Tina Dooley-Jones spent more than 30 years in international development as a researcher, private consultant with the U.S. Agency for International Development (USAID). She maintains expertise and in-depth knowledge of the role and potential of international assistance to catalyze inclusive democracies, economies and social systems and services that address the needs and aspirations of individuals, households, communities, countries and regions.
Thriving on finding simple, practical solutions to complex challenges, Dooley-Jones capstoned her career with USAID as the first female Mission Director to USAID/Afghanistan. USAID's largest Mission in the world with activities spanning the full array of development activities, including health, education, democracy and governance, agriculture, infrastructure, economic growth, and USAID's only standalone Office of Gender. USAID/Afghanistan underwent a tumultuous period during her tenure, characterized by the prospect of peace, the devastating impacts of COVID-19 and aggressive Taliban insurgency. Dooley-Jones utilized her strong leadership, vision and problem-solving acumen to lead a staff of 250 development and humanitarian professionals and more than 100 implementing partners, to support a country attempting to overcome 40 years of conflict, natural disaster and war.
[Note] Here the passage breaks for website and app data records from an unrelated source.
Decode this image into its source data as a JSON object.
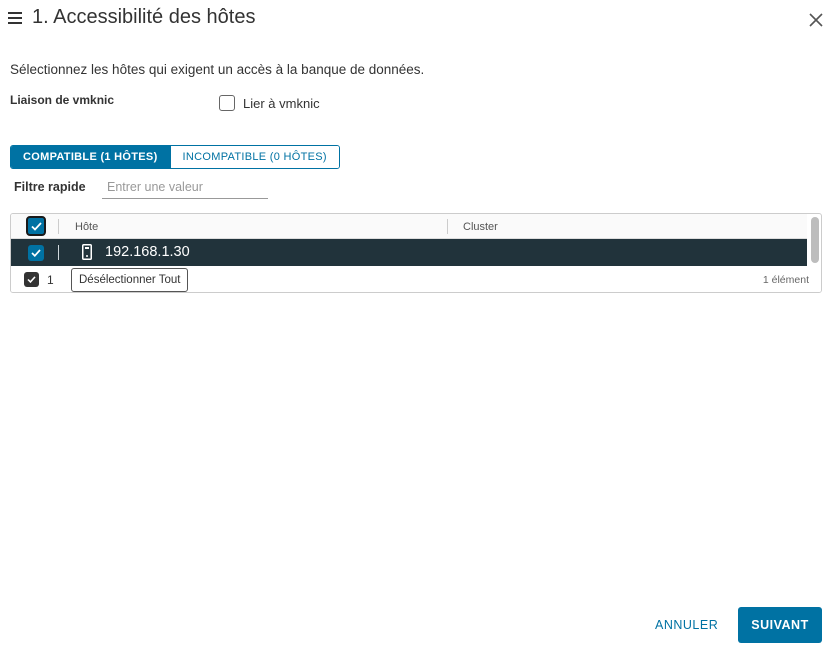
{
  "dialog": {
    "title": "1. Accessibilité des hôtes",
    "description": "Sélectionnez les hôtes qui exigent un accès à la banque de données."
  },
  "vmknic": {
    "label": "Liaison de vmknic",
    "checkbox_label": "Lier à vmknic",
    "checked": false
  },
  "tabs": [
    {
      "label": "COMPATIBLE (1 HÔTES)",
      "active": true
    },
    {
      "label": "INCOMPATIBLE (0 HÔTES)",
      "active": false
    }
  ],
  "filter": {
    "label": "Filtre rapide",
    "placeholder": "Entrer une valeur"
  },
  "grid": {
    "columns": [
      "Hôte",
      "Cluster"
    ],
    "rows": [
      {
        "host": "192.168.1.30",
        "cluster": "",
        "selected": true
      }
    ],
    "footer": {
      "selected_count": "1",
      "deselect_all_label": "Désélectionner Tout",
      "item_count": "1 élément"
    }
  },
  "actions": {
    "cancel": "ANNULER",
    "next": "SUIVANT"
  },
  "colors": {
    "accent": "#0072a3",
    "selected_row": "#21333b"
  },
  "icons": {
    "menu": "hamburger-icon",
    "close": "close-icon",
    "host": "host-server-icon",
    "check": "checkmark-icon"
  }
}
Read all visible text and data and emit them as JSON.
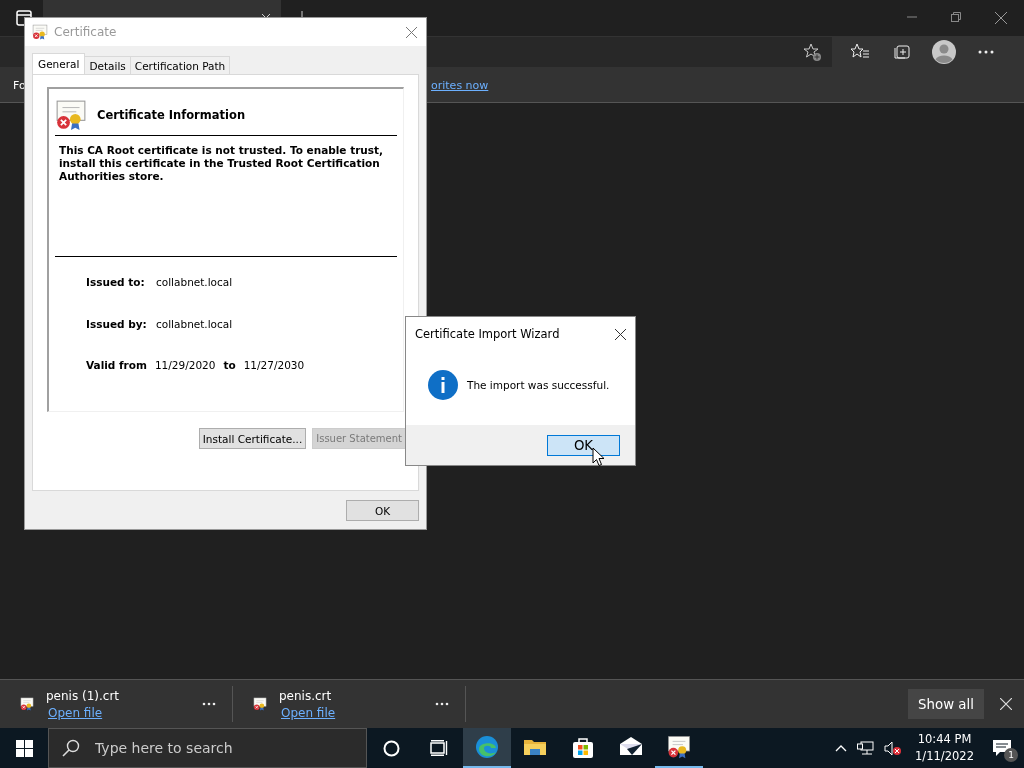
{
  "browser": {
    "favorites_bar": {
      "text": "Fo",
      "link": "orites now"
    }
  },
  "certificate_dialog": {
    "title": "Certificate",
    "tabs": [
      {
        "label": "General",
        "selected": true
      },
      {
        "label": "Details",
        "selected": false
      },
      {
        "label": "Certification Path",
        "selected": false
      }
    ],
    "heading": "Certificate Information",
    "message": "This CA Root certificate is not trusted. To enable trust, install this certificate in the Trusted Root Certification Authorities store.",
    "fields": [
      {
        "label": "Issued to:",
        "value": "collabnet.local"
      },
      {
        "label": "Issued by:",
        "value": "collabnet.local"
      }
    ],
    "validity": {
      "from_label": "Valid from",
      "from": "11/29/2020",
      "to_label": "to",
      "to": "11/27/2030"
    },
    "buttons": [
      {
        "label": "Install Certificate...",
        "disabled": false
      },
      {
        "label": "Issuer Statement",
        "disabled": true
      }
    ],
    "ok_button": "OK"
  },
  "import_wizard": {
    "title": "Certificate Import Wizard",
    "message": "The import was successful.",
    "ok_button": "OK"
  },
  "downloads": {
    "items": [
      {
        "file": "penis (1).crt",
        "action": "Open file"
      },
      {
        "file": "penis.crt",
        "action": "Open file"
      }
    ],
    "show_all": "Show all"
  },
  "taskbar": {
    "search_placeholder": "Type here to search",
    "apps": [
      {
        "kind": "edge",
        "running": true,
        "selected": true
      },
      {
        "kind": "explorer",
        "running": false,
        "selected": false
      },
      {
        "kind": "store",
        "running": false,
        "selected": false
      },
      {
        "kind": "mail",
        "running": false,
        "selected": false
      },
      {
        "kind": "certificate",
        "running": true,
        "selected": false
      }
    ],
    "time": "10:44 PM",
    "date": "1/11/2022",
    "notification_count": "1"
  }
}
Prior to her retirement from USAID, Dooley-Jones served as USAID's senior representative on the Department of State-led Afghanistan Coordination Task Force (ACTF). The ACTF, made up of several hundred State Department, USAID, and Department of Defense personnel coordinating with the Department of Homeland Security, is responsible for the evacuation and on-going efforts to assist more than 70,000 individuals to depart Afghanistan, and gain entry into and resettle in the United States.
Dooley-Jones served as the Deputy Mission Director in Afghanistan from 2019 to mid-2020. Prior to assuming her positions in Afghanistan, she served as Mission Director for USAID/Kenya and East Africa, overseeing a mission that provides bilateral assistance to Kenya and Somalia, assistance to East African regional institutions, and humanitarian assistance throughout the region. She also served on two separate occasions in Zimbabwe, and for multiple years in the South Africa/Southern African Regional Mission, Namibia and Morocco. Dooley-Jones began her career with USAID in 1994 as a Regional Housing and Urban Development Officer in Zimbabwe.
Working in difficult, conflict-affected countries such as Zimbabwe, Somalia and Afghanistan, she oversaw programs that support major macro-economic reforms; provide for the critical needs and well-being of people in war torn environments; seek to enhance the private sector's role in growth and job creation; and improve democratic institutions, governance and policies. The recipient of several Distinguished, Superior and Meritorious Achievement awards, Dooley-Jones was nominated for a 2023 Presidential Rank Award, the highest federal civilian award for "sustained extraordinary accomplishment."
Prior to joining USAID, Dr. Dooley-Jones worked as an architect in Philadelphia and for a number of non-profit organizations in Harare, Zimbabwe.